If you’re wondering how to build your technology business but you’re thinking that you’re not really a technology person – it is more valuable to be better at “product” than it is to be better at “technology”.
I hate saying this, having been a CTO for 20 years – I like to think that software engineering is the most important thing on the planet -- but there is much more importance around product and product design, i.e. how the thing you’re building works, compared to how it’s built.
The good news if you are non-technology person is that commercial skills tend to transfer quite well to product skills. Of the three types of founder – people who are subject matter experts in an area and kind of understand how empathy works, tend to end up quite decent at product design.
Product skills at its core are about making sure that your product is really good and that people are likely to want to make an investment in it, in terms of paying for it, using it, and ideally cheerleading it. Product skills focused highly on the user journey and customer experience – it is the process by which products become delightful.

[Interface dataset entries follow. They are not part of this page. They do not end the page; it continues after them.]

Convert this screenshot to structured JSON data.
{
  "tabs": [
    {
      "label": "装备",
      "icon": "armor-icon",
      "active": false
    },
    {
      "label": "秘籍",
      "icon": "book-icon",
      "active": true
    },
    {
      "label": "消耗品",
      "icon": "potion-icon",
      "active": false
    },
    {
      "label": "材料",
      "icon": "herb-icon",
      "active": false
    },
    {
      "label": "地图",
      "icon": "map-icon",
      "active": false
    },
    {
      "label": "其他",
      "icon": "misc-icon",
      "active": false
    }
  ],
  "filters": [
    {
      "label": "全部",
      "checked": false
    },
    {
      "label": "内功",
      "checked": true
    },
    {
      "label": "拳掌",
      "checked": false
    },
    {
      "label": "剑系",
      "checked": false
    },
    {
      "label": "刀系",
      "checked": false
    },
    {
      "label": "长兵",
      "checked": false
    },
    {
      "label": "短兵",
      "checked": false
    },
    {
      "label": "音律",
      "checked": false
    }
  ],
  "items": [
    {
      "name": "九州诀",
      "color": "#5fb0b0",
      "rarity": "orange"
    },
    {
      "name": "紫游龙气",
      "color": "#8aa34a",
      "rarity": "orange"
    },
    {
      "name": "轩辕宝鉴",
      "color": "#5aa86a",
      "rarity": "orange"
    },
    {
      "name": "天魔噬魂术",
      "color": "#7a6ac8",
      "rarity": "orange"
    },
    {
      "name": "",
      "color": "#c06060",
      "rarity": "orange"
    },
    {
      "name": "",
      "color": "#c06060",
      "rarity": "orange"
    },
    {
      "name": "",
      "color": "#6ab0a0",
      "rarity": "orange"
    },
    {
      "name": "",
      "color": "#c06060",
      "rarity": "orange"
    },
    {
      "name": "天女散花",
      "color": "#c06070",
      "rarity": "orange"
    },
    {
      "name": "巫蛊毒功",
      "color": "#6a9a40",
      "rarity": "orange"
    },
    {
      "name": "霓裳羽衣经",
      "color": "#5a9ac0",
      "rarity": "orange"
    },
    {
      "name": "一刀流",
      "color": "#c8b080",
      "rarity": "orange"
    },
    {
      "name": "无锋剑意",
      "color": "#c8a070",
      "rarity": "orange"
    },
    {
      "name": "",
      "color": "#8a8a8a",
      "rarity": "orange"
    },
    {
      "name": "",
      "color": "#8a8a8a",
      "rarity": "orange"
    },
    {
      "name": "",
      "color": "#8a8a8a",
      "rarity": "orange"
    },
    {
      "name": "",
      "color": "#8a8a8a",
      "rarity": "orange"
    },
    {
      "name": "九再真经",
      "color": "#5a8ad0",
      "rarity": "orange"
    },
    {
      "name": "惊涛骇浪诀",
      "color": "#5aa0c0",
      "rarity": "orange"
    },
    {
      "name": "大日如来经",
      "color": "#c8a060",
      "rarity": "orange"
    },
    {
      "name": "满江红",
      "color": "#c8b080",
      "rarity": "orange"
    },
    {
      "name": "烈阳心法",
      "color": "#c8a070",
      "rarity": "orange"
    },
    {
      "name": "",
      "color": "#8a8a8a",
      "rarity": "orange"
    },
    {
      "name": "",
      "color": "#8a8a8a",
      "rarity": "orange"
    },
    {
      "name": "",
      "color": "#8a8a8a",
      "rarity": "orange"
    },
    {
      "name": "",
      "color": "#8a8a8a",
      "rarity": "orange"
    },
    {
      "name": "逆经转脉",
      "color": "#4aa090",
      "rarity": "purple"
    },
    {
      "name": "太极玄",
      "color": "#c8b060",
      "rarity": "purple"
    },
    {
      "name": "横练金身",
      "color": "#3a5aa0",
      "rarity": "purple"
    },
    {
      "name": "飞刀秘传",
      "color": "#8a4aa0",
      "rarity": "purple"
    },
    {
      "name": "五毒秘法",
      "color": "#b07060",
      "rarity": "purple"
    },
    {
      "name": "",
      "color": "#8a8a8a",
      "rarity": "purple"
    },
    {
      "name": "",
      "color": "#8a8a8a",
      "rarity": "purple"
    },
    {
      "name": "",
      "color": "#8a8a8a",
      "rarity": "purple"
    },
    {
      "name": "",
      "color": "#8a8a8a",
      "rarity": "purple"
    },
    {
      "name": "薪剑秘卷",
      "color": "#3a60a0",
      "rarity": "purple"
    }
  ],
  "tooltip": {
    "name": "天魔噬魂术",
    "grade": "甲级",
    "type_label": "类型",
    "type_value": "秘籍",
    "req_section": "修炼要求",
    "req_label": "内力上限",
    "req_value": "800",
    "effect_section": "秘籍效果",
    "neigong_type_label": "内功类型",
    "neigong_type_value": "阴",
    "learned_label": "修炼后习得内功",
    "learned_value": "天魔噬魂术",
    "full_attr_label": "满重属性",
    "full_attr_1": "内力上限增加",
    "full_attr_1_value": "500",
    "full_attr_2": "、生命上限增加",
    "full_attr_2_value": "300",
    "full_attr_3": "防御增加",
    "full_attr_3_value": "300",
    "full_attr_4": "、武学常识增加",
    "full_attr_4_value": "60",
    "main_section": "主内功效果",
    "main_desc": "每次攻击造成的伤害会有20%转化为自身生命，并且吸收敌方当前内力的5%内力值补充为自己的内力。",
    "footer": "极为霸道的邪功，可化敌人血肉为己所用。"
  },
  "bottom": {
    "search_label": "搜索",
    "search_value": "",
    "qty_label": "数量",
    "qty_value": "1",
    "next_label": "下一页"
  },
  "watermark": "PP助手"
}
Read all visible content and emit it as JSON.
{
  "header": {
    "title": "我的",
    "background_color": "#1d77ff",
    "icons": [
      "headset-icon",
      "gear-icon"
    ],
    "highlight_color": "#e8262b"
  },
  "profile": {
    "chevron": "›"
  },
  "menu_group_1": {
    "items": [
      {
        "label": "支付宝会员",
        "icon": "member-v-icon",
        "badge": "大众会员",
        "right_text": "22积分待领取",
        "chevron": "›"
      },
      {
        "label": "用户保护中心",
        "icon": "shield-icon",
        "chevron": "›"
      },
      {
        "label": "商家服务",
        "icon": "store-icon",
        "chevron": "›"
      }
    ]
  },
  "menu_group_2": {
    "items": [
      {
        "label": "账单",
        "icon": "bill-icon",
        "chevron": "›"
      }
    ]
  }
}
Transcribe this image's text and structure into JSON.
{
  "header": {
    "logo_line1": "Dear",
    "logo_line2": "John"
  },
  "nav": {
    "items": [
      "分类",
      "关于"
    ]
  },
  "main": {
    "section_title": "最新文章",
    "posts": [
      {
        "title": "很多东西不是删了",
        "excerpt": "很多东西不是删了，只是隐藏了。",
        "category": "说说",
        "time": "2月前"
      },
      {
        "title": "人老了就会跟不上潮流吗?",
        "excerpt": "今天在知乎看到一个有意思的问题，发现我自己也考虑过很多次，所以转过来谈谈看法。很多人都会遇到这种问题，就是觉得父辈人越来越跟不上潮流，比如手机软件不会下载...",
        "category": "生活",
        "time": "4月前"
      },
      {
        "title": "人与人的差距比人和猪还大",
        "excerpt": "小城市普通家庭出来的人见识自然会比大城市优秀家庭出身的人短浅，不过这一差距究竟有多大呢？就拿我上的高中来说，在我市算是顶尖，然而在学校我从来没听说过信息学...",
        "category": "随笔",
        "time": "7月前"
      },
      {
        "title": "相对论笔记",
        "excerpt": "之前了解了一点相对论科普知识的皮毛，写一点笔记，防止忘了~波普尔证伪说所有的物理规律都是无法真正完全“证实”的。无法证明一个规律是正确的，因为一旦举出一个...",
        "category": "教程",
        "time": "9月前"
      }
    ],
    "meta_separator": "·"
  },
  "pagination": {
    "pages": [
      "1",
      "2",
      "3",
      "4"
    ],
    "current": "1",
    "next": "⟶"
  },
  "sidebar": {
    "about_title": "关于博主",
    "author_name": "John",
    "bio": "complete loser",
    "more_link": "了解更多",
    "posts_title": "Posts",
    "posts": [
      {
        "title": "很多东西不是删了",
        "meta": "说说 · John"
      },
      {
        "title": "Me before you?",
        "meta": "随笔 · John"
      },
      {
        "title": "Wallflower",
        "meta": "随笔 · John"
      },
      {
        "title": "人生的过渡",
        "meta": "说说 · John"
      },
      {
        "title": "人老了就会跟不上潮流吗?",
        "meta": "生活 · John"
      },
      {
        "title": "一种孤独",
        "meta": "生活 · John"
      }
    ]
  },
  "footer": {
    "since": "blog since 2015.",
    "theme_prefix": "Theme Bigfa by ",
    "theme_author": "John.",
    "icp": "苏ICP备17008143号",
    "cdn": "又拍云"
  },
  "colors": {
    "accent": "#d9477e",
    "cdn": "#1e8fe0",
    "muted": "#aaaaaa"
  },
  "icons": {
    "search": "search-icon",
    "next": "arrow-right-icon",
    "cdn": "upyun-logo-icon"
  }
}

Technology skills – i.e. the actual engineering bit – is important, but compared to product it’s something of a “hygiene” measure. You need to make sure that you are doing a good job when it comes to the technology, but if the product design is good and built well, that’s a much better outcome that the product design being shonky, but still built well.